The scrapping of Keystone XL not only means the end of multibillion-dollar pipe dream for TC Energy Corp. — it also leaves behind 48,000 tons of steel.
U.S. President Joe Biden revoked permits for the oil pipeline on his first day in office, killing a cross-border project that had won a four-year reprieve under his Republican predecessor, Donald Trump. The pipeline would have spanned almost 1,900 kilometres (1,180 miles). TC Energy anticipated needing about 660,000 tons of steel just for the U.S. portion.
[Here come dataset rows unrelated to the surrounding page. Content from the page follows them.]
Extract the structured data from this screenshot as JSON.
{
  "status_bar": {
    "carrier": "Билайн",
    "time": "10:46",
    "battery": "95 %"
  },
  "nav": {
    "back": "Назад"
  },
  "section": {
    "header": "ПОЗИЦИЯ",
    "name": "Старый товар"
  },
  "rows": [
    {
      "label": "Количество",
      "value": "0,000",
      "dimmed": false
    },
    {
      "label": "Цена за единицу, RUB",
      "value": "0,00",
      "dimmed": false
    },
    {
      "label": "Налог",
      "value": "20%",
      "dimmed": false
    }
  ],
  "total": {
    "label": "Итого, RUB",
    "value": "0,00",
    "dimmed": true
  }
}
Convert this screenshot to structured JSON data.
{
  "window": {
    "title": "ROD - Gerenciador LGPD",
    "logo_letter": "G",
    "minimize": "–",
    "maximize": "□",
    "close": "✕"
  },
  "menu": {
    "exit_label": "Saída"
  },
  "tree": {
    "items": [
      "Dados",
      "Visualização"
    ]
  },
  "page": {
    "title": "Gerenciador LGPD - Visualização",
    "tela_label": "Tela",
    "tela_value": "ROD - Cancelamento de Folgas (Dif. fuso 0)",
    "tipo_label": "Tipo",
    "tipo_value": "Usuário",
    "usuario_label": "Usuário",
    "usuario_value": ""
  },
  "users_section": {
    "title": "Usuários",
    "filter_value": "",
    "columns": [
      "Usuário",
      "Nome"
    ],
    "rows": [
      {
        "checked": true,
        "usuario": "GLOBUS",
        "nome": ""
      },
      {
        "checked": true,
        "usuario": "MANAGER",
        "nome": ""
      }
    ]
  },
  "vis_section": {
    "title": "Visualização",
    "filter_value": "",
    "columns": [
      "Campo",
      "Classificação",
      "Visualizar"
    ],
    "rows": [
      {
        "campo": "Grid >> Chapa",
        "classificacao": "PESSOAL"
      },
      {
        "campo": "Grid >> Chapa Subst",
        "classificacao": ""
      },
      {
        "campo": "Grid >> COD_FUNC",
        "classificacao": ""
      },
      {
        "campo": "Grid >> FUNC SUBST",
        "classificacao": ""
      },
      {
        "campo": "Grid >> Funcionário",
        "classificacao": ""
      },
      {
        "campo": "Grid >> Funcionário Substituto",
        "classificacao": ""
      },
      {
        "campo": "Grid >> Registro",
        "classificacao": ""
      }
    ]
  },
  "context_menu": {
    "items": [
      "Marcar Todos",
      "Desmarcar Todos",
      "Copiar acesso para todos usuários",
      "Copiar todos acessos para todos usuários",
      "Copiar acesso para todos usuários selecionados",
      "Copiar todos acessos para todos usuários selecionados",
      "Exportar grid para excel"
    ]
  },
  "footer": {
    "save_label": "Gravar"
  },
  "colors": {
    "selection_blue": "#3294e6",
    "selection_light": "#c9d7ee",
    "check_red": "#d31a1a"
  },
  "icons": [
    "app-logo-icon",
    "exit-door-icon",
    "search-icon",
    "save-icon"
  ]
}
About 150 kilometres of pipe had been installed and an additional 2.2 kilometres had been completed at the Canada-U.S. border as of the end of 2020, the Canada Energy Regulator said in a Jan. 22 email. That would amount to nearly 48,000 tons of steel, assuming standard dimensions of line pipe, according to Bloomberg calculations based on industry criteria.
The benchmark steel price is about US$1,060 a ton, which would value the haul at almost US$51 million — though as scrap it would be sold for less. Secondary metal, which is any scrap that is already past use for its original purpose, sells at a discount to new forms of the raw material. Once sold, the scrap metal is remelted by the buyer and formed into new steel products.